Able UK leapt to international prominence in 2003 when it was awarded an £11m contract by the US governments Maritime Administration for the remediation and recycling of 13 redundant vessels from the US Reserve Fleet. The first four vessels from the contract have been at the TERRC since late that year.
The planning application was rejected because of concerns about the effect on the environment, tourism, peoples health and wildlife habitats.
However, the councils planning committee chairman Bill Iseley - who missed the meeting after having recently suffered a heart attack - told the local Mail newspaper that he was shocked and surprised by the decision given that every government authority has examined the process and said its quite safe. He said the company was almost certain to win its appeal.
Able UKs chairman and chief executive Peter Stephenson accused councillors of rejecting the proposal for the most spurious of reasons - many based on blatant misinterpretation and misinformation.
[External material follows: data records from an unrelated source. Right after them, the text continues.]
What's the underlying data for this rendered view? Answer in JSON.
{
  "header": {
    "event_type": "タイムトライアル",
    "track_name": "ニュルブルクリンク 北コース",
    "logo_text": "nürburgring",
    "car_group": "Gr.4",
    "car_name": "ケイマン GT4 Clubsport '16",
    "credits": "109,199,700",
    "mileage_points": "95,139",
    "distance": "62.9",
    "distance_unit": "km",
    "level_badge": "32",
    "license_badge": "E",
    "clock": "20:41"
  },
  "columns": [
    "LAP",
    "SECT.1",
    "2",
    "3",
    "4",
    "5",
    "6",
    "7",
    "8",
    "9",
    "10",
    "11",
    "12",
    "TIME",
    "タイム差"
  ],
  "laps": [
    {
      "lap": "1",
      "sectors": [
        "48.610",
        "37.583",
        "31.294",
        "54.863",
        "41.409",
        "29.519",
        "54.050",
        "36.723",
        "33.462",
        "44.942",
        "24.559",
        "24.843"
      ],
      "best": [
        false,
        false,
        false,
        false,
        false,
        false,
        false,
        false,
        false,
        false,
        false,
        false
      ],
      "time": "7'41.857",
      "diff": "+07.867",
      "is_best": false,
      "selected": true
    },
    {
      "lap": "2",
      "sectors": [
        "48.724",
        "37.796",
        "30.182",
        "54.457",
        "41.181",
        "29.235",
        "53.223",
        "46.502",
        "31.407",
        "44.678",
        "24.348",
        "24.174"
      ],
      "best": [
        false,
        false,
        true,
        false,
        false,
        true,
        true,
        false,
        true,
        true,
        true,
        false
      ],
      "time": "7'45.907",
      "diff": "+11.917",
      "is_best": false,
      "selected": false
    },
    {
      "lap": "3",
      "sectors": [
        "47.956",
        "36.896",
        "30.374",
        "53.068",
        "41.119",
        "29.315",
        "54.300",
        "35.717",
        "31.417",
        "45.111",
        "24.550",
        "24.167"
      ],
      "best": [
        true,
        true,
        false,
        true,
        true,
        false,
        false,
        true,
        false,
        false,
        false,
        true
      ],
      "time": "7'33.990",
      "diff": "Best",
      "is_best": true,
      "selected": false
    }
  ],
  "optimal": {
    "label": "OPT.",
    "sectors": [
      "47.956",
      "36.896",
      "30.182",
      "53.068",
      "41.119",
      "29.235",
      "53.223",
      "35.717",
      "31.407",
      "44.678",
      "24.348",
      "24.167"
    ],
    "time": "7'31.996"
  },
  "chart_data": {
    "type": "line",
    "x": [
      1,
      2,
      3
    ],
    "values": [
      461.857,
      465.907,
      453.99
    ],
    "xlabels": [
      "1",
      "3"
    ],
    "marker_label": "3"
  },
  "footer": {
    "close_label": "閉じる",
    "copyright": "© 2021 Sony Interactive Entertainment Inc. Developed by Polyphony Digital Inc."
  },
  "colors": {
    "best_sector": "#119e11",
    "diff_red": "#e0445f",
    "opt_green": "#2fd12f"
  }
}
Delays had already meant the loss of around £70 million in wages to local people and £80 million of business for local suppliers, as well as £100 million worth of scrap steel which could have been recovered.